Since the whole community of Christians world-wide is the church, what are we doing to help each other here, and what are we doing to encourage believers overseas? Are we praying for those we are being persecuted? Are we using the technology we have to make connections and encourage christians across the world (e.g. prayer groups on Facebook)? These things certainly should not come at the expense of loving fellow Christians where we are living, but perhaps thats a good use of the gift we have in technology.
But what about when others aren't doing it back?
What about when we give it all to our church, but no one else does? What about when we look after others, but when we're sick no one cares for us?
It's easy to get bitter about it when that happens (and it will happen), but the question is, who are we serving? God or ourselves? If we're doing these things for God then we should praise him at the opportunity to serve, regardless of how much those around us are doing. If we're doing it for ourselves, so others will look after us or make us feel good, then we're not really doing it for God.

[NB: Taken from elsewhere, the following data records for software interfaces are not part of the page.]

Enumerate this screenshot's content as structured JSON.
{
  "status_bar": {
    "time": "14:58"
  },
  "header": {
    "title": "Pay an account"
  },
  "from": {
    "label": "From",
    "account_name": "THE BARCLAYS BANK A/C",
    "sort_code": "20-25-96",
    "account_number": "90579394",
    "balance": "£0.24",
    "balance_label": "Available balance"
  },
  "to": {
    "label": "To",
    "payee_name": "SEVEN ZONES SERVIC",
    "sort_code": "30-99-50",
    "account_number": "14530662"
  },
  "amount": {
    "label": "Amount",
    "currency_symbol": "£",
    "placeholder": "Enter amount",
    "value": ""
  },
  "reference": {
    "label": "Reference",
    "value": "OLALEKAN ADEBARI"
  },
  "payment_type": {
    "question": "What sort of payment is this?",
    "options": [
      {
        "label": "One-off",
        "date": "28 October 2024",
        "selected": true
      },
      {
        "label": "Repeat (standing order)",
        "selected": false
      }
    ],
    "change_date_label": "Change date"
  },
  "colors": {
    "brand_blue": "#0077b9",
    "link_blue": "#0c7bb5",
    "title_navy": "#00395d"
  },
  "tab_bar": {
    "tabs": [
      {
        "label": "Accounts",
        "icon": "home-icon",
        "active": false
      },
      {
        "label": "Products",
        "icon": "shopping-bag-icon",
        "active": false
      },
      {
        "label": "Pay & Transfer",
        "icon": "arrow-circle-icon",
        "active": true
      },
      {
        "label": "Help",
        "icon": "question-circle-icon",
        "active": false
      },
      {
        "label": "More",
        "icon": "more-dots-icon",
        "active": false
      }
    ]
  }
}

Put in your bit of the effort, encourage others to do the same and glorify God whatever the outcome, for he is good!
Soli Deo Gloria!